▶ WHAT THE TASK REQUIRES: Every entry in the listing below is to be output unchanged.

▶ INPUT DATA:
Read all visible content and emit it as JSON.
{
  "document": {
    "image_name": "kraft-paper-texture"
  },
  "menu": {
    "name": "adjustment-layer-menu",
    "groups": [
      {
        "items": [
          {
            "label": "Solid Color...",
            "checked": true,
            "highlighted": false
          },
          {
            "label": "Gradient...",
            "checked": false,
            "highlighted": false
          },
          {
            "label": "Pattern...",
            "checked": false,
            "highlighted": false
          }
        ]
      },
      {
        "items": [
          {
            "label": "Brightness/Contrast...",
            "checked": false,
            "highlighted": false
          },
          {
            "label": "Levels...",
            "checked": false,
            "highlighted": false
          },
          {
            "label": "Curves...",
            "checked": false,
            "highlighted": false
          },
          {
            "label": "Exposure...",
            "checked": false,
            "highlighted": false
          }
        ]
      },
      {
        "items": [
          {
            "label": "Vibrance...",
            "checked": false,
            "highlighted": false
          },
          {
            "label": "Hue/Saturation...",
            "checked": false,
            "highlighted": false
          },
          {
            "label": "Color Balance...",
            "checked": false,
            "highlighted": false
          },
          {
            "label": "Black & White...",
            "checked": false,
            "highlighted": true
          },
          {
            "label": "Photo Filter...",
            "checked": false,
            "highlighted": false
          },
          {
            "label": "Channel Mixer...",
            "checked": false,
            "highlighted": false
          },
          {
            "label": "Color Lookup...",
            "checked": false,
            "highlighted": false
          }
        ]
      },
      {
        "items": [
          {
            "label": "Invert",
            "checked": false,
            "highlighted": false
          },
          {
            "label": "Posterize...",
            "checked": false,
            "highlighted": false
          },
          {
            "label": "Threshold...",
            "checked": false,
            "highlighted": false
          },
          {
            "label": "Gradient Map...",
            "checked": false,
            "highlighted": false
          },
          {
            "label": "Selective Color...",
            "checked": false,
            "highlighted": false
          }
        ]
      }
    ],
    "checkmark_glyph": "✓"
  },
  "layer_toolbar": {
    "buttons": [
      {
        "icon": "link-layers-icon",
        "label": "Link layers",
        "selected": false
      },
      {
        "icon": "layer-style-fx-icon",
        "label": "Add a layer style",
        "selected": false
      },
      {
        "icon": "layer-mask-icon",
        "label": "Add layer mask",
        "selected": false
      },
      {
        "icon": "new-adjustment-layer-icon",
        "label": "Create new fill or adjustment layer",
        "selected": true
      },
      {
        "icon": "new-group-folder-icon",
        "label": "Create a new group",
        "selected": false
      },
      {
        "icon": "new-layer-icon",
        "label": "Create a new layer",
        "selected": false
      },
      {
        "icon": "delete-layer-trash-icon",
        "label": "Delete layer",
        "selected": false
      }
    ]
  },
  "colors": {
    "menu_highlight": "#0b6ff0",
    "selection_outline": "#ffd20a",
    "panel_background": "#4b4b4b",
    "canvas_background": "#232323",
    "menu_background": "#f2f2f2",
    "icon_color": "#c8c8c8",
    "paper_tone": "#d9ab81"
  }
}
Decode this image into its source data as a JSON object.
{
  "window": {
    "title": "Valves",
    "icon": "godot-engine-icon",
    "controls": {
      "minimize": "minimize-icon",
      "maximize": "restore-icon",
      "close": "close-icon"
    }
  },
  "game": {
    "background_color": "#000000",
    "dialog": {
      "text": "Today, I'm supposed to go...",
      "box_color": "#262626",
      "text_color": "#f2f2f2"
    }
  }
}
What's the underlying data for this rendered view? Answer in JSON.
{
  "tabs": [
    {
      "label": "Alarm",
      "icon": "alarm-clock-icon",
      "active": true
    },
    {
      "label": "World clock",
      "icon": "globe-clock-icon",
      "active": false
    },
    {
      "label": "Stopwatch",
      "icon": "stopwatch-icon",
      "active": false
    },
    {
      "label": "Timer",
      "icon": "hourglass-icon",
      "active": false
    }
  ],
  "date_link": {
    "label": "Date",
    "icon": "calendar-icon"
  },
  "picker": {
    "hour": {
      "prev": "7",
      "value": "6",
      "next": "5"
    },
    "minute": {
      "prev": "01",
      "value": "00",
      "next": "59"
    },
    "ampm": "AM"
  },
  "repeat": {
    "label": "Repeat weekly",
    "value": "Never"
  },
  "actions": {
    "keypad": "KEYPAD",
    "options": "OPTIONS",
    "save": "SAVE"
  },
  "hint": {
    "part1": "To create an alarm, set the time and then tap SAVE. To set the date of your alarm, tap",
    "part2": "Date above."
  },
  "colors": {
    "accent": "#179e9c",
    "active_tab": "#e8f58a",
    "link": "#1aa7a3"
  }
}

▶ TASK OUTPUT:
Read all visible content and emit it as JSON.
{
  "document": {
    "image_name": "kraft-paper-texture"
  },
  "menu": {
    "name": "adjustment-layer-menu",
    "groups": [
      {
        "items": [
          {
            "label": "Solid Color...",
            "checked": true,
            "highlighted": false
          },
          {
            "label": "Gradient...",
            "checked": false,
            "highlighted": false
          },
          {
            "label": "Pattern...",
            "checked": false,
            "highlighted": false
          }
        ]
      },
      {
        "items": [
          {
            "label": "Brightness/Contrast...",
            "checked": false,
            "highlighted": false
          },
          {
            "label": "Levels...",
            "checked": false,
            "highlighted": false
          },
          {
            "label": "Curves...",
            "checked": false,
            "highlighted": false
          },
          {
            "label": "Exposure...",
            "checked": false,
            "highlighted": false
          }
        ]
      },
      {
        "items": [
          {
            "label": "Vibrance...",
            "checked": false,
            "highlighted": false
          },
          {
            "label": "Hue/Saturation...",
            "checked": false,
            "highlighted": false
          },
          {
            "label": "Color Balance...",
            "checked": false,
            "highlighted": false
          },
          {
            "label": "Black & White...",
            "checked": false,
            "highlighted": true
          },
          {
            "label": "Photo Filter...",
            "checked": false,
            "highlighted": false
          },
          {
            "label": "Channel Mixer...",
            "checked": false,
            "highlighted": false
          },
          {
            "label": "Color Lookup...",
            "checked": false,
            "highlighted": false
          }
        ]
      },
      {
        "items": [
          {
            "label": "Invert",
            "checked": false,
            "highlighted": false
          },
          {
            "label": "Posterize...",
            "checked": false,
            "highlighted": false
          },
          {
            "label": "Threshold...",
            "checked": false,
            "highlighted": false
          },
          {
            "label": "Gradient Map...",
            "checked": false,
            "highlighted": false
          },
          {
            "label": "Selective Color...",
            "checked": false,
            "highlighted": false
          }
        ]
      }
    ],
    "checkmark_glyph": "✓"
  },
  "layer_toolbar": {
    "buttons": [
      {
        "icon": "link-layers-icon",
        "label": "Link layers",
        "selected": false
      },
      {
        "icon": "layer-style-fx-icon",
        "label": "Add a layer style",
        "selected": false
      },
      {
        "icon": "layer-mask-icon",
        "label": "Add layer mask",
        "selected": false
      },
      {
        "icon": "new-adjustment-layer-icon",
        "label": "Create new fill or adjustment layer",
        "selected": true
      },
      {
        "icon": "new-group-folder-icon",
        "label": "Create a new group",
        "selected": false
      },
      {
        "icon": "new-layer-icon",
        "label": "Create a new layer",
        "selected": false
      },
      {
        "icon": "delete-layer-trash-icon",
        "label": "Delete layer",
        "selected": false
      }
    ]
  },
  "colors": {
    "menu_highlight": "#0b6ff0",
    "selection_outline": "#ffd20a",
    "panel_background": "#4b4b4b",
    "canvas_background": "#232323",
    "menu_background": "#f2f2f2",
    "icon_color": "#c8c8c8",
    "paper_tone": "#d9ab81"
  }
}
Decode this image into its source data as a JSON object.
{
  "window": {
    "title": "Valves",
    "icon": "godot-engine-icon",
    "controls": {
      "minimize": "minimize-icon",
      "maximize": "restore-icon",
      "close": "close-icon"
    }
  },
  "game": {
    "background_color": "#000000",
    "dialog": {
      "text": "Today, I'm supposed to go...",
      "box_color": "#262626",
      "text_color": "#f2f2f2"
    }
  }
}
What's the underlying data for this rendered view? Answer in JSON.
{
  "tabs": [
    {
      "label": "Alarm",
      "icon": "alarm-clock-icon",
      "active": true
    },
    {
      "label": "World clock",
      "icon": "globe-clock-icon",
      "active": false
    },
    {
      "label": "Stopwatch",
      "icon": "stopwatch-icon",
      "active": false
    },
    {
      "label": "Timer",
      "icon": "hourglass-icon",
      "active": false
    }
  ],
  "date_link": {
    "label": "Date",
    "icon": "calendar-icon"
  },
  "picker": {
    "hour": {
      "prev": "7",
      "value": "6",
      "next": "5"
    },
    "minute": {
      "prev": "01",
      "value": "00",
      "next": "59"
    },
    "ampm": "AM"
  },
  "repeat": {
    "label": "Repeat weekly",
    "value": "Never"
  },
  "actions": {
    "keypad": "KEYPAD",
    "options": "OPTIONS",
    "save": "SAVE"
  },
  "hint": {
    "part1": "To create an alarm, set the time and then tap SAVE. To set the date of your alarm, tap",
    "part2": "Date above."
  },
  "colors": {
    "accent": "#179e9c",
    "active_tab": "#e8f58a",
    "link": "#1aa7a3"
  }
}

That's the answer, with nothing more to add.